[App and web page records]
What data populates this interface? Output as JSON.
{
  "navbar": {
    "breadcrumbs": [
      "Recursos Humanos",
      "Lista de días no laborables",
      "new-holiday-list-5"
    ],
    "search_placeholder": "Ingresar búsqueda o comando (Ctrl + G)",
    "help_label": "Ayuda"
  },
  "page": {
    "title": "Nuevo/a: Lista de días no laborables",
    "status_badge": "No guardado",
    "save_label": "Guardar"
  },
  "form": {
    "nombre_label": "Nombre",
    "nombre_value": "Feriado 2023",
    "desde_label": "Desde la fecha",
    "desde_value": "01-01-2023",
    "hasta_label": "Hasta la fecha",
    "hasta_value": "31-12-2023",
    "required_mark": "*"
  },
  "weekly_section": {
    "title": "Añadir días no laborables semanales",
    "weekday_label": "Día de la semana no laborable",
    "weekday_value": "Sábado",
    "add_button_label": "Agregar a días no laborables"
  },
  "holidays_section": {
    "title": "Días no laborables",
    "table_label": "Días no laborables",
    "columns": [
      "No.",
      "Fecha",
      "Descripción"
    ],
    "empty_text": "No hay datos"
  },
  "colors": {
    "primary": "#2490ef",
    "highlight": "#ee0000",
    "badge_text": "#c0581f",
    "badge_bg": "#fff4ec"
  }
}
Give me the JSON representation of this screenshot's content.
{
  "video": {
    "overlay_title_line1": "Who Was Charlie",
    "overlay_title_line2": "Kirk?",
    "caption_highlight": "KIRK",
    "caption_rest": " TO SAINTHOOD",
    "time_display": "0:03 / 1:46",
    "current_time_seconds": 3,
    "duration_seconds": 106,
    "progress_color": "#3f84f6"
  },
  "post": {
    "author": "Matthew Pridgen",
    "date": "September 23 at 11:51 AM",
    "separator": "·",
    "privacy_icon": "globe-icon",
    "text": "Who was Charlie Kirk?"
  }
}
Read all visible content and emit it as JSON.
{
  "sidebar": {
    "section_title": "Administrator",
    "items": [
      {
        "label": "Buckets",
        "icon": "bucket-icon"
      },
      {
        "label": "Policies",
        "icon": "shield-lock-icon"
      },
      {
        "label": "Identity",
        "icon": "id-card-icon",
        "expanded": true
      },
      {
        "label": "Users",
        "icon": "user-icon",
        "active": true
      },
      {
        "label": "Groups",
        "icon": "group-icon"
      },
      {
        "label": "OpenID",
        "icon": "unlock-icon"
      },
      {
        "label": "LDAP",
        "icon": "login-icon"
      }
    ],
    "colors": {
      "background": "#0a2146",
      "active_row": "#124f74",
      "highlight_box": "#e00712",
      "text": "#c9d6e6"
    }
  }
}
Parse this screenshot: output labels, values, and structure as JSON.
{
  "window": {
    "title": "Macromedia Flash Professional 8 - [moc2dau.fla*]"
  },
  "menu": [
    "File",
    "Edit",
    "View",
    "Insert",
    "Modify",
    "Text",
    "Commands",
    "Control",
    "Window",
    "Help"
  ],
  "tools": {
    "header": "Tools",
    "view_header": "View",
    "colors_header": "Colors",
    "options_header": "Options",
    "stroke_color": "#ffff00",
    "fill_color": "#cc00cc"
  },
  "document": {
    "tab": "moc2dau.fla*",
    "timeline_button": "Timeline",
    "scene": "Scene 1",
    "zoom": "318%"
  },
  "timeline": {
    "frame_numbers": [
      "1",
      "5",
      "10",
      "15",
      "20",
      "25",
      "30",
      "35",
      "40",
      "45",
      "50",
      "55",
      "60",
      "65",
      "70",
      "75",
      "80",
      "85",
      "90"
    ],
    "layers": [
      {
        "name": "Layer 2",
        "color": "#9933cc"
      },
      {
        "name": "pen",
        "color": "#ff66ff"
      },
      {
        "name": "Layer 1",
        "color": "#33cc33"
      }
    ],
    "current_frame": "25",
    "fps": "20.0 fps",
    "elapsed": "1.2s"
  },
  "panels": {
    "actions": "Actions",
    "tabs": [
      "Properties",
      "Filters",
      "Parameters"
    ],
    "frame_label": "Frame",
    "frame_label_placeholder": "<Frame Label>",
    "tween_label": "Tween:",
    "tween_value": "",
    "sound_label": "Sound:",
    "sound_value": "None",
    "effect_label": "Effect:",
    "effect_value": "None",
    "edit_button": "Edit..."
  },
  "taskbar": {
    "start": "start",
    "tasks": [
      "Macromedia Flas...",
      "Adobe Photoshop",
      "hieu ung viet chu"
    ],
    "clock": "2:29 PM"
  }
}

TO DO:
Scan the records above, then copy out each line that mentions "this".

RESULT OF THE TASK:
What data populates this interface? Output as JSON.
Give me the JSON representation of this screenshot's content.
Parse this screenshot: output labels, values, and structure as JSON.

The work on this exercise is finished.